But then I finally heard the sounds of voices and what must be a finish line – much sooner than I expected. I charged up the little hill to the end and was beaming ear to ear when I saw the clock – 5:02!!!!!! Can you believe it! Me with a 5:02 (09:44 pace)?! I couldn’t believe I had an equal split. I was a happy little runner. I then found the cheetah and introduced myself and let her know how badass she was.
Then I went down the hill to wait for Harley while chatting up some awesome volunteers from Asheville. I love the people at these races. The race director, Aaron Seth, was super awesome as well. He was present at the 15.5 mile AS and cheering on all the runners. He did a helluva job. And introduced me to my new fave trail food: Bonk Breakers!
When I saw Harley come around the corner I shot up in the air like a firecracker. I was so happy! Bounce bounce bounce! He came in at 5:39 which was super awesome
considering he hasn’t been running much in the last 2 weeks due to a sore back. I followed him up to the finish line and we immediately started catching each other up on what we had gone through on our last 11 miles. We enjoyed some tasty chili (veggie for me!) and some kickass cookies from Flat Rock Village Bakery (the baker came in 3rd overall). Next we mosied over to the Nantahala Brewing Company for the awards ceremony. What a great idea, RD. A lot of people boot-scoot-and-boogie after a race, but hell, have the ceremony at a brewery and you’re guaranteed to get some folks to stick around. I was not expecting anything – but I felt it was imperative that we have a Noon Day IPA before we get on the road for another 3 hours! And then I heard it – Holly Adams – 2nd in my age group. I got a fun winter hat and what appeared to be a commemorative Frosty Foot ashtray (or future soap holder)! Fun times. And then just like that – we were back in the car – jamming out to Dido and George Strait.
But wait – there’s more! I wasn’t done running for the weekend. Jim had organized a GUTS run out at Red Top Mountain to run the course of the Red Top Rumble. I was going to make a game time decision on Sunday morning after I performed my very own bio-check. All systems were a go! I had such a fun time out there and met some fun new running buddies and managed to do about 43.5 miles in 2 days. And my legs are hanging in there without so much as a whimper. Have I mentioned how much I love GUTS? Well I do. There.

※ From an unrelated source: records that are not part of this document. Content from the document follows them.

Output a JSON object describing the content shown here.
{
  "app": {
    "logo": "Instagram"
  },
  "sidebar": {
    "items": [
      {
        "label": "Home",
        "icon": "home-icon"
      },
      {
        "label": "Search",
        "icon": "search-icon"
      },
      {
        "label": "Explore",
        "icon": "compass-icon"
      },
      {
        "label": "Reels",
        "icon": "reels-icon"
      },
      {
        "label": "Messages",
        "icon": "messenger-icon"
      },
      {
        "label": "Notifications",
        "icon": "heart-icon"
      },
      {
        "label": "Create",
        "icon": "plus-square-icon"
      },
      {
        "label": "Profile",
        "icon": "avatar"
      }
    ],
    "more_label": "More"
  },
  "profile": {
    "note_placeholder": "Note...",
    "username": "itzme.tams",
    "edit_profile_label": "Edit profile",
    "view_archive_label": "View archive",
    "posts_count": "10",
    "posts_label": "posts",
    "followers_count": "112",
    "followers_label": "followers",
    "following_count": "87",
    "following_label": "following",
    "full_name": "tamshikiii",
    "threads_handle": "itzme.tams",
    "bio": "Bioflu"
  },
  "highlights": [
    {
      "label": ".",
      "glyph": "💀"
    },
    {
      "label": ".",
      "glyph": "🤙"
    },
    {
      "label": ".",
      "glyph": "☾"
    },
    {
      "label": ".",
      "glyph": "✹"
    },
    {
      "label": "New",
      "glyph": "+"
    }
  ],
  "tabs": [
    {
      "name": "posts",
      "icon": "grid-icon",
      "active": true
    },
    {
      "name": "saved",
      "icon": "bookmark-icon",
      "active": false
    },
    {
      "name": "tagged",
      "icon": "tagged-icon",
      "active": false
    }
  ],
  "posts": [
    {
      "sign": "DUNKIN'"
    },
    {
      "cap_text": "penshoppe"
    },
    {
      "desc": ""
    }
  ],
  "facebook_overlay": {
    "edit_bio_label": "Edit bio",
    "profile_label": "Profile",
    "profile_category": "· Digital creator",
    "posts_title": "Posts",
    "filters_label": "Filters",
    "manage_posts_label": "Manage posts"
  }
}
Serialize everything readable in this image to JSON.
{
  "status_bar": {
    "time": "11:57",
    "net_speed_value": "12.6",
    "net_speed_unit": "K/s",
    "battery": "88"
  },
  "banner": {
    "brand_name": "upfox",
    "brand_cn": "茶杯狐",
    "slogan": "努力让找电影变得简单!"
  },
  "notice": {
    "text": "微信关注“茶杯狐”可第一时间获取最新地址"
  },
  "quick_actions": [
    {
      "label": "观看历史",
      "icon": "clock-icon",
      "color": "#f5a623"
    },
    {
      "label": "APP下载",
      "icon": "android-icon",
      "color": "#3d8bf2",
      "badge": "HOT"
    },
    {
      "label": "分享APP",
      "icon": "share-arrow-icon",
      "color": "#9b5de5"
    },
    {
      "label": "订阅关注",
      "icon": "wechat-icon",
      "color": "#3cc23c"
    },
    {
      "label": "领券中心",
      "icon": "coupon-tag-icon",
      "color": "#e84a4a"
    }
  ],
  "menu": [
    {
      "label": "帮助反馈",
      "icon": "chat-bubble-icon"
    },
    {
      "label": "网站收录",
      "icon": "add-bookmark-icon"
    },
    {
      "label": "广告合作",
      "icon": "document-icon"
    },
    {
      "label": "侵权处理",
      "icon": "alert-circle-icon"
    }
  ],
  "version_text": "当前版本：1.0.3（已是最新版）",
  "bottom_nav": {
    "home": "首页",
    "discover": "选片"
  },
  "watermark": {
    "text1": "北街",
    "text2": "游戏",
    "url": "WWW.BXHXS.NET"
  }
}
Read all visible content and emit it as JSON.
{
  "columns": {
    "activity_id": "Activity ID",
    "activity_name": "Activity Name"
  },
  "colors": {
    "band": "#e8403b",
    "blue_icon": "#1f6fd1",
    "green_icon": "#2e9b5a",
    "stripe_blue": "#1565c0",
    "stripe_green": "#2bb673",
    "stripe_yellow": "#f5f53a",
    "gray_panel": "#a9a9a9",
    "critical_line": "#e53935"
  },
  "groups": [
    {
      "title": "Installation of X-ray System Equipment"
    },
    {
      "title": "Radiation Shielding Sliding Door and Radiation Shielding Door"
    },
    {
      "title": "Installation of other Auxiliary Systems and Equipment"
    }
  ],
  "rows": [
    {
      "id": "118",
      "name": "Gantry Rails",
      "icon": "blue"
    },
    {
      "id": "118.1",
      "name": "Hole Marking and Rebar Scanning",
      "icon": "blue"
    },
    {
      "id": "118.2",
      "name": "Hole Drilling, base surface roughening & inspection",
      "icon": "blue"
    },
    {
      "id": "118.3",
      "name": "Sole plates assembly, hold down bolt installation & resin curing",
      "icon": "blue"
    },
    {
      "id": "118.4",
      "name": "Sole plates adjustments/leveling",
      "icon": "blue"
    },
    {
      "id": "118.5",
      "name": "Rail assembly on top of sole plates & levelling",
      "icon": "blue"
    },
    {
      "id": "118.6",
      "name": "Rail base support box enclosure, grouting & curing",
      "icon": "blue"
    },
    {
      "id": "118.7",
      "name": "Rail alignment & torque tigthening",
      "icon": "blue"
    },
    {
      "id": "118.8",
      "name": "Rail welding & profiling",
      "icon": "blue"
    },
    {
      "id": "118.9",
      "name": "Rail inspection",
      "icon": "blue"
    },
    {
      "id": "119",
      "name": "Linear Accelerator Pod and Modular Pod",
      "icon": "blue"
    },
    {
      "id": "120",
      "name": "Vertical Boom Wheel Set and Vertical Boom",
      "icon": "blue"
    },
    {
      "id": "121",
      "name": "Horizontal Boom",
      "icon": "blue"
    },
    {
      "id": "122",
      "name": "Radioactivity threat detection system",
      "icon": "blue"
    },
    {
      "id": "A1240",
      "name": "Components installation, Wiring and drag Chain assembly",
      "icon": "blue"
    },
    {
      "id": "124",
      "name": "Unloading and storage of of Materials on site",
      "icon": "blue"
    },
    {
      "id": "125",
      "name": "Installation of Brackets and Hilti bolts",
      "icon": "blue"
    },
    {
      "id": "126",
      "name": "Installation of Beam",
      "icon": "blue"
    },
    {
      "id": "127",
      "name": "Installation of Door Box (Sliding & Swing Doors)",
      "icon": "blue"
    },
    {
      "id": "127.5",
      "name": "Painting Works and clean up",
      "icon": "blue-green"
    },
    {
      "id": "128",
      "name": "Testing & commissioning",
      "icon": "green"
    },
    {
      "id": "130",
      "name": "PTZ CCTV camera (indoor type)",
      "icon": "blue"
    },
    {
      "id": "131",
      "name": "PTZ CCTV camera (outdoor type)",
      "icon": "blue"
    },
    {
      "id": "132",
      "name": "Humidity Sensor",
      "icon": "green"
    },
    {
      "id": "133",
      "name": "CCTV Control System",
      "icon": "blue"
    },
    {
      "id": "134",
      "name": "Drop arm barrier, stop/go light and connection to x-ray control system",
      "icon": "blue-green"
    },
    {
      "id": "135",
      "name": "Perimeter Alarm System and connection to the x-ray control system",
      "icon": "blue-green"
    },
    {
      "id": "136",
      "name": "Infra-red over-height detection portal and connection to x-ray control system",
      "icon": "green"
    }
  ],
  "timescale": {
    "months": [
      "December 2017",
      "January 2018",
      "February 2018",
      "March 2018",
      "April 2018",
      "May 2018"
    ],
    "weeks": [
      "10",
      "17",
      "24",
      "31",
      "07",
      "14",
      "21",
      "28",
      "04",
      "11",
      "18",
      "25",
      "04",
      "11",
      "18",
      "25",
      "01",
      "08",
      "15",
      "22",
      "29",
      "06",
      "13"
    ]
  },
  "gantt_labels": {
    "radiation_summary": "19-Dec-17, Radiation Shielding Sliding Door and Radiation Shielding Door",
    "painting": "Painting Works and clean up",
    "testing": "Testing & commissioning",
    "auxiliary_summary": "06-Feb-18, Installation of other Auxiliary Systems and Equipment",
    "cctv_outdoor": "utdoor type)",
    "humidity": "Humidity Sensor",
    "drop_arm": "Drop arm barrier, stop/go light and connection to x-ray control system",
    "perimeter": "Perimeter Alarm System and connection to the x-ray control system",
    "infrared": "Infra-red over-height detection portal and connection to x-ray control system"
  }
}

In other news: My mom has taken up running in the past couple of weeks. In her 30s she got up to 3 miles. But yesterday she did something amazeballs. She ran 6.2 miles out of the gate!! She said she went nice and slow but really wanted to reach the 10k mark – and with a little shear will, by golly, she did it! It sounds like there might be a mother/daughter half-marathon in our future!!! I’m so proud of you mom! You rock!